## ACTION ITEM:
Each line holding the string "JSON" is to be copied from the data.

Component data from apps and pages:

--- START ---

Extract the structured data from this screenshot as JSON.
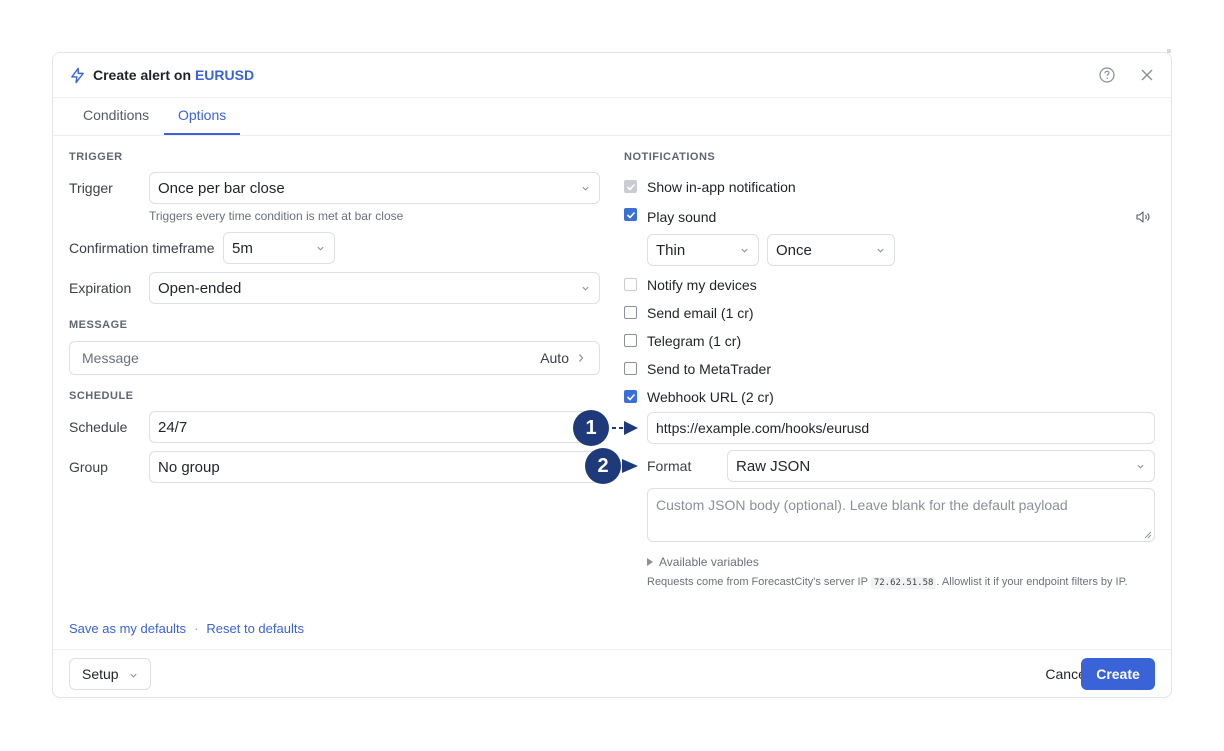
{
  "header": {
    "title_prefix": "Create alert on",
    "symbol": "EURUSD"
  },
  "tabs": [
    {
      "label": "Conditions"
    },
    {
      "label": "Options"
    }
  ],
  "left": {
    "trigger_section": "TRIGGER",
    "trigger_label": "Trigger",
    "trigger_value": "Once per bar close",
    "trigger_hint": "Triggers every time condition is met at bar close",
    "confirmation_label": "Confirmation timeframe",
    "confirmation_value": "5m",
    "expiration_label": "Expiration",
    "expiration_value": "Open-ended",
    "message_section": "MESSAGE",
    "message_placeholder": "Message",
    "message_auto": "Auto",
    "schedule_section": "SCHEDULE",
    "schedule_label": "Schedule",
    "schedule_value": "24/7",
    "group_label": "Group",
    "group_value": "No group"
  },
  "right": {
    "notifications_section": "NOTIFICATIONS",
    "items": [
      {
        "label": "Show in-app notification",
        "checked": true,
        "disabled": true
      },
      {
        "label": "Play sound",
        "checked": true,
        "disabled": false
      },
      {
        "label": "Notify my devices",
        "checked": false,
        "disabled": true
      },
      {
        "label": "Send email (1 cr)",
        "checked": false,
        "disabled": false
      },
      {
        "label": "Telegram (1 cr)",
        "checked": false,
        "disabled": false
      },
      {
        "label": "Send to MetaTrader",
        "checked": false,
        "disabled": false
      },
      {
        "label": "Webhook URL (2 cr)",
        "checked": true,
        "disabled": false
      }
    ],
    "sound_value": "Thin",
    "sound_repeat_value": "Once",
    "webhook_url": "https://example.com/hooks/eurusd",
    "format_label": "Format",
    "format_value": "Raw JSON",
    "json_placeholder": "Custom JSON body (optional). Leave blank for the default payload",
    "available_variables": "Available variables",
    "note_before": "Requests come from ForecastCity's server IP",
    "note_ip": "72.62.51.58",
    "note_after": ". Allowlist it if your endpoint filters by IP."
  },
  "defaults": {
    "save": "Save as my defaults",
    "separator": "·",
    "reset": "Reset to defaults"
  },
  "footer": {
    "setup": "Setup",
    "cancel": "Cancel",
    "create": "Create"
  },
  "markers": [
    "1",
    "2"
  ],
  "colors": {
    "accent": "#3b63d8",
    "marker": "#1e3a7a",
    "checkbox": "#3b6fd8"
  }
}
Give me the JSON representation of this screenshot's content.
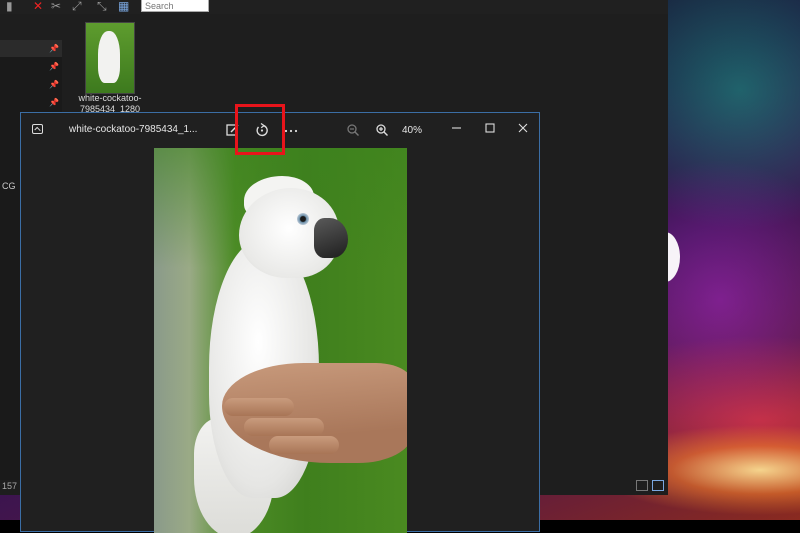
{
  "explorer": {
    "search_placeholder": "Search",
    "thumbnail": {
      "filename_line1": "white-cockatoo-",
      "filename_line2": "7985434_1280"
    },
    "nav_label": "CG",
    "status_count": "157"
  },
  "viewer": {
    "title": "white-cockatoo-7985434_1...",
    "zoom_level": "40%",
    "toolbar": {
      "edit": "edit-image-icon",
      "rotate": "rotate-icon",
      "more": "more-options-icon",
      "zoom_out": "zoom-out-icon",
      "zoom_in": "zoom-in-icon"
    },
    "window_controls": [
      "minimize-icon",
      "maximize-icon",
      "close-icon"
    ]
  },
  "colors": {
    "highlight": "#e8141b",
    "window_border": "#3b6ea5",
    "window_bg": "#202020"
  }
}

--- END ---
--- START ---

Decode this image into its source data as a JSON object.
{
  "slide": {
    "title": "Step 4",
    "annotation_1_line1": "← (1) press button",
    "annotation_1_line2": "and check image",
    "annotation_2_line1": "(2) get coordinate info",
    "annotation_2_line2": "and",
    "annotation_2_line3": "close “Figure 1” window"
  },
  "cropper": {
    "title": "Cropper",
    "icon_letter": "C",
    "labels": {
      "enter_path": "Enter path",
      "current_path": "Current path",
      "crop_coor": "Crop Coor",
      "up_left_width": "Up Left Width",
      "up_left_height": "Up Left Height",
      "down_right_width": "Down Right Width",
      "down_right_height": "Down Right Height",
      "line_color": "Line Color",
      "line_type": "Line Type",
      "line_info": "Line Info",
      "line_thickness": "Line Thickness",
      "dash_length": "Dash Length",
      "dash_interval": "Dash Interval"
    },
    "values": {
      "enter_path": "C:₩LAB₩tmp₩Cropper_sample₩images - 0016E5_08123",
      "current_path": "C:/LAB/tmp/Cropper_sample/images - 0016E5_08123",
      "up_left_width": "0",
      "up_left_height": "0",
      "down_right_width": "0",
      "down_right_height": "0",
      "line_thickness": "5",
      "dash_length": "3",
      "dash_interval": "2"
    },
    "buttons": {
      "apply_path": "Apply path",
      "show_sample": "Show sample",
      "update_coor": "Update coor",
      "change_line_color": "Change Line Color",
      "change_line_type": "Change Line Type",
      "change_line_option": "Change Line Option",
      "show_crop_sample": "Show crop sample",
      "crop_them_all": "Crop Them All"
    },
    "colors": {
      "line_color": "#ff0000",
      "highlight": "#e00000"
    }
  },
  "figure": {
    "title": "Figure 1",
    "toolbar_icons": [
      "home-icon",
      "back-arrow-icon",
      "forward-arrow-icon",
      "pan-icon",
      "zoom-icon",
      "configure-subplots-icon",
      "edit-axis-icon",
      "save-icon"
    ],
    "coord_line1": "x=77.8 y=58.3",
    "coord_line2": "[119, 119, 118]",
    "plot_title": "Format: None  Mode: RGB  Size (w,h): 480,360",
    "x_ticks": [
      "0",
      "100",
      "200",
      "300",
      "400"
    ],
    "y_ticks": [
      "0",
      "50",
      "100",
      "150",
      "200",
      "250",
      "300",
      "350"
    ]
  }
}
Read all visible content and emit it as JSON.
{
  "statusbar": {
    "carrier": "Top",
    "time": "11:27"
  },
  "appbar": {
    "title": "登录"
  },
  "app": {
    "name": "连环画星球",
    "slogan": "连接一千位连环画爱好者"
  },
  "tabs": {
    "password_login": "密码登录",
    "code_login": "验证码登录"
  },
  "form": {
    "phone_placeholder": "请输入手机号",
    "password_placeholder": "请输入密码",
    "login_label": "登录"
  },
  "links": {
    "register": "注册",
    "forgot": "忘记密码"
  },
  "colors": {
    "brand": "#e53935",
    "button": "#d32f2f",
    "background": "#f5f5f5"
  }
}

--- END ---

## WRITTEN ANSWER:
Extract the structured data from this screenshot as JSON.
    "format_value": "Raw JSON",
    "json_placeholder": "Custom JSON body (optional). Leave blank for the default payload",
Give me the JSON representation of this screenshot's content.
Decode this image into its source data as a JSON object.
Read all visible content and emit it as JSON.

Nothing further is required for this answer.